● **What needs to be done**
Would you output each record exactly as it stands?

Element data from apps and pages
+---+
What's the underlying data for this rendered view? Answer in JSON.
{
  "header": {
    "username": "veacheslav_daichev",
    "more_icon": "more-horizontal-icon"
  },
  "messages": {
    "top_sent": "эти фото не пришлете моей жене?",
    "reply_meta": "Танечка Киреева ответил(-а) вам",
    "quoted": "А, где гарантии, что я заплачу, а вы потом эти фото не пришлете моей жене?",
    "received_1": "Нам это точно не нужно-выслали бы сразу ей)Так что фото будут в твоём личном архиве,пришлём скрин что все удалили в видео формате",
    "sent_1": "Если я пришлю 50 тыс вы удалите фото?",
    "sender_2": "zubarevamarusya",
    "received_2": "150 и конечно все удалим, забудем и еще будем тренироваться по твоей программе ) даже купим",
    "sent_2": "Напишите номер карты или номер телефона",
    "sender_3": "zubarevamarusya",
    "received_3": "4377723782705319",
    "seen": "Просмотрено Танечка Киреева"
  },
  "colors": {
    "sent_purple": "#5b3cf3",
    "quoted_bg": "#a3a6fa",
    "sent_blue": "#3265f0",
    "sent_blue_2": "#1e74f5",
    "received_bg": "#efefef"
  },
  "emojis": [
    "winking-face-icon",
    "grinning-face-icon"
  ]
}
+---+
● **Solved exercise**
What's the underlying data for this rendered view? Answer in JSON.
{
  "header": {
    "username": "veacheslav_daichev",
    "more_icon": "more-horizontal-icon"
  },
  "messages": {
    "top_sent": "эти фото не пришлете моей жене?",
    "reply_meta": "Танечка Киреева ответил(-а) вам",
    "quoted": "А, где гарантии, что я заплачу, а вы потом эти фото не пришлете моей жене?",
    "received_1": "Нам это точно не нужно-выслали бы сразу ей)Так что фото будут в твоём личном архиве,пришлём скрин что все удалили в видео формате",
    "sent_1": "Если я пришлю 50 тыс вы удалите фото?",
    "sender_2": "zubarevamarusya",
    "received_2": "150 и конечно все удалим, забудем и еще будем тренироваться по твоей программе ) даже купим",
    "sent_2": "Напишите номер карты или номер телефона",
    "sender_3": "zubarevamarusya",
    "received_3": "4377723782705319",
    "seen": "Просмотрено Танечка Киреева"
  },
  "colors": {
    "sent_purple": "#5b3cf3",
    "quoted_bg": "#a3a6fa",
    "sent_blue": "#3265f0",
    "sent_blue_2": "#1e74f5",
    "received_bg": "#efefef"
  },
  "emojis": [
    "winking-face-icon",
    "grinning-face-icon"
  ]
}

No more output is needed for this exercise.